» **Problem statement**
In full and without changes, output the data.

==== Provided entries

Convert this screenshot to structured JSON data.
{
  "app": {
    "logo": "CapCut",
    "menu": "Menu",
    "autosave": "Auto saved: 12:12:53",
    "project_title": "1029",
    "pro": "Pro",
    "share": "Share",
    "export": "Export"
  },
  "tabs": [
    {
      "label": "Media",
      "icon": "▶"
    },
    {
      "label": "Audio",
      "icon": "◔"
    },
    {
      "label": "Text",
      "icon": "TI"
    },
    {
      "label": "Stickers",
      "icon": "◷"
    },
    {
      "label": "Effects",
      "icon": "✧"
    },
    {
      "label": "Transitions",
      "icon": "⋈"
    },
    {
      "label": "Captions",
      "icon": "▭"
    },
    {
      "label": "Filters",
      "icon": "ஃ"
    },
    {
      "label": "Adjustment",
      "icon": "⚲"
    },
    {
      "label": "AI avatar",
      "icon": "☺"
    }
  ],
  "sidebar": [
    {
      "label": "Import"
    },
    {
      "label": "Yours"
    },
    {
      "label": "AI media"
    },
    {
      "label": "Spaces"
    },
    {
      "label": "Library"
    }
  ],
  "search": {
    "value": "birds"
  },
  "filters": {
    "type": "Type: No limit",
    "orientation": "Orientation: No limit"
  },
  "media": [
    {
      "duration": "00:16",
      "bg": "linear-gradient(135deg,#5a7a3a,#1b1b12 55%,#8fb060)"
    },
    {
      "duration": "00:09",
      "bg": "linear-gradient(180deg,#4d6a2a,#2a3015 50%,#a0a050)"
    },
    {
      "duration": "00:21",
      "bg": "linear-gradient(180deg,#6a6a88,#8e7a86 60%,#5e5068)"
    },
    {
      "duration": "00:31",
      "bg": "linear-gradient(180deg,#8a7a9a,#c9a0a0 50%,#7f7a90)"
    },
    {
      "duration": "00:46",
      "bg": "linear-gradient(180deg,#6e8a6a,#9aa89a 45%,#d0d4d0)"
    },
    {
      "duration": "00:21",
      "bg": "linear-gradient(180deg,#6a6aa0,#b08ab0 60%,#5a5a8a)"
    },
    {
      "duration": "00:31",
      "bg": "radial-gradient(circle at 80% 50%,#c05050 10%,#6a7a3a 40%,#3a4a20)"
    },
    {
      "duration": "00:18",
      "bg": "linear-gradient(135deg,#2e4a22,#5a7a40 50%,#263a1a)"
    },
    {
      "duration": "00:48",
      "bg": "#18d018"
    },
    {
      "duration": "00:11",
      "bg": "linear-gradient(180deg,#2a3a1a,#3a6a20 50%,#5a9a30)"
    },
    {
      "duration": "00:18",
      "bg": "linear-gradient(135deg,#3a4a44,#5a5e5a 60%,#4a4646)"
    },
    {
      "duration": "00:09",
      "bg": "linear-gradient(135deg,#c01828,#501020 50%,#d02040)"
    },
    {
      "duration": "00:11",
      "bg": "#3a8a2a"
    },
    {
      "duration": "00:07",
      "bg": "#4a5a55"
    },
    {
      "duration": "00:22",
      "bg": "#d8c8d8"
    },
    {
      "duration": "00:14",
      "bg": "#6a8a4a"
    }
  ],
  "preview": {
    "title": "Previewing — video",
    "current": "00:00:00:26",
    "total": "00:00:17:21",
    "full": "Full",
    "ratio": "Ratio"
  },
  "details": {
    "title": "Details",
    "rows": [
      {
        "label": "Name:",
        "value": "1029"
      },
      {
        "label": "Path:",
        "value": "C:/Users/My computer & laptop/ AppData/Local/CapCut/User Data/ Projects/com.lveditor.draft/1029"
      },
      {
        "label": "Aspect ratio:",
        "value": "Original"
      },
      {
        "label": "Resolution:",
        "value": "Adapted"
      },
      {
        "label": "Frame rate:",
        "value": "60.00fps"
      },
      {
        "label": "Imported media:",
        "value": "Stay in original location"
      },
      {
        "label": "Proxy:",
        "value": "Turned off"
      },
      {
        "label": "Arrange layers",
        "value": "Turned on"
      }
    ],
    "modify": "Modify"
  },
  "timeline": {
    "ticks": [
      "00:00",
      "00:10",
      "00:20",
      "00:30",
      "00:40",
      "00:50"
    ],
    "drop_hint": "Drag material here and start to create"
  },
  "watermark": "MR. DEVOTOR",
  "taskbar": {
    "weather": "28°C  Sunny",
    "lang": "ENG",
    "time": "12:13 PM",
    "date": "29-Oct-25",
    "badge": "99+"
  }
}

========

» **Solved problem**
Convert this screenshot to structured JSON data.
{
  "app": {
    "logo": "CapCut",
    "menu": "Menu",
    "autosave": "Auto saved: 12:12:53",
    "project_title": "1029",
    "pro": "Pro",
    "share": "Share",
    "export": "Export"
  },
  "tabs": [
    {
      "label": "Media",
      "icon": "▶"
    },
    {
      "label": "Audio",
      "icon": "◔"
    },
    {
      "label": "Text",
      "icon": "TI"
    },
    {
      "label": "Stickers",
      "icon": "◷"
    },
    {
      "label": "Effects",
      "icon": "✧"
    },
    {
      "label": "Transitions",
      "icon": "⋈"
    },
    {
      "label": "Captions",
      "icon": "▭"
    },
    {
      "label": "Filters",
      "icon": "ஃ"
    },
    {
      "label": "Adjustment",
      "icon": "⚲"
    },
    {
      "label": "AI avatar",
      "icon": "☺"
    }
  ],
  "sidebar": [
    {
      "label": "Import"
    },
    {
      "label": "Yours"
    },
    {
      "label": "AI media"
    },
    {
      "label": "Spaces"
    },
    {
      "label": "Library"
    }
  ],
  "search": {
    "value": "birds"
  },
  "filters": {
    "type": "Type: No limit",
    "orientation": "Orientation: No limit"
  },
  "media": [
    {
      "duration": "00:16",
      "bg": "linear-gradient(135deg,#5a7a3a,#1b1b12 55%,#8fb060)"
    },
    {
      "duration": "00:09",
      "bg": "linear-gradient(180deg,#4d6a2a,#2a3015 50%,#a0a050)"
    },
    {
      "duration": "00:21",
      "bg": "linear-gradient(180deg,#6a6a88,#8e7a86 60%,#5e5068)"
    },
    {
      "duration": "00:31",
      "bg": "linear-gradient(180deg,#8a7a9a,#c9a0a0 50%,#7f7a90)"
    },
    {
      "duration": "00:46",
      "bg": "linear-gradient(180deg,#6e8a6a,#9aa89a 45%,#d0d4d0)"
    },
    {
      "duration": "00:21",
      "bg": "linear-gradient(180deg,#6a6aa0,#b08ab0 60%,#5a5a8a)"
    },
    {
      "duration": "00:31",
      "bg": "radial-gradient(circle at 80% 50%,#c05050 10%,#6a7a3a 40%,#3a4a20)"
    },
    {
      "duration": "00:18",
      "bg": "linear-gradient(135deg,#2e4a22,#5a7a40 50%,#263a1a)"
    },
    {
      "duration": "00:48",
      "bg": "#18d018"
    },
    {
      "duration": "00:11",
      "bg": "linear-gradient(180deg,#2a3a1a,#3a6a20 50%,#5a9a30)"
    },
    {
      "duration": "00:18",
      "bg": "linear-gradient(135deg,#3a4a44,#5a5e5a 60%,#4a4646)"
    },
    {
      "duration": "00:09",
      "bg": "linear-gradient(135deg,#c01828,#501020 50%,#d02040)"
    },
    {
      "duration": "00:11",
      "bg": "#3a8a2a"
    },
    {
      "duration": "00:07",
      "bg": "#4a5a55"
    },
    {
      "duration": "00:22",
      "bg": "#d8c8d8"
    },
    {
      "duration": "00:14",
      "bg": "#6a8a4a"
    }
  ],
  "preview": {
    "title": "Previewing — video",
    "current": "00:00:00:26",
    "total": "00:00:17:21",
    "full": "Full",
    "ratio": "Ratio"
  },
  "details": {
    "title": "Details",
    "rows": [
      {
        "label": "Name:",
        "value": "1029"
      },
      {
        "label": "Path:",
        "value": "C:/Users/My computer & laptop/ AppData/Local/CapCut/User Data/ Projects/com.lveditor.draft/1029"
      },
      {
        "label": "Aspect ratio:",
        "value": "Original"
      },
      {
        "label": "Resolution:",
        "value": "Adapted"
      },
      {
        "label": "Frame rate:",
        "value": "60.00fps"
      },
      {
        "label": "Imported media:",
        "value": "Stay in original location"
      },
      {
        "label": "Proxy:",
        "value": "Turned off"
      },
      {
        "label": "Arrange layers",
        "value": "Turned on"
      }
    ],
    "modify": "Modify"
  },
  "timeline": {
    "ticks": [
      "00:00",
      "00:10",
      "00:20",
      "00:30",
      "00:40",
      "00:50"
    ],
    "drop_hint": "Drag material here and start to create"
  },
  "watermark": "MR. DEVOTOR",
  "taskbar": {
    "weather": "28°C  Sunny",
    "lang": "ENG",
    "time": "12:13 PM",
    "date": "29-Oct-25",
    "badge": "99+"
  }
}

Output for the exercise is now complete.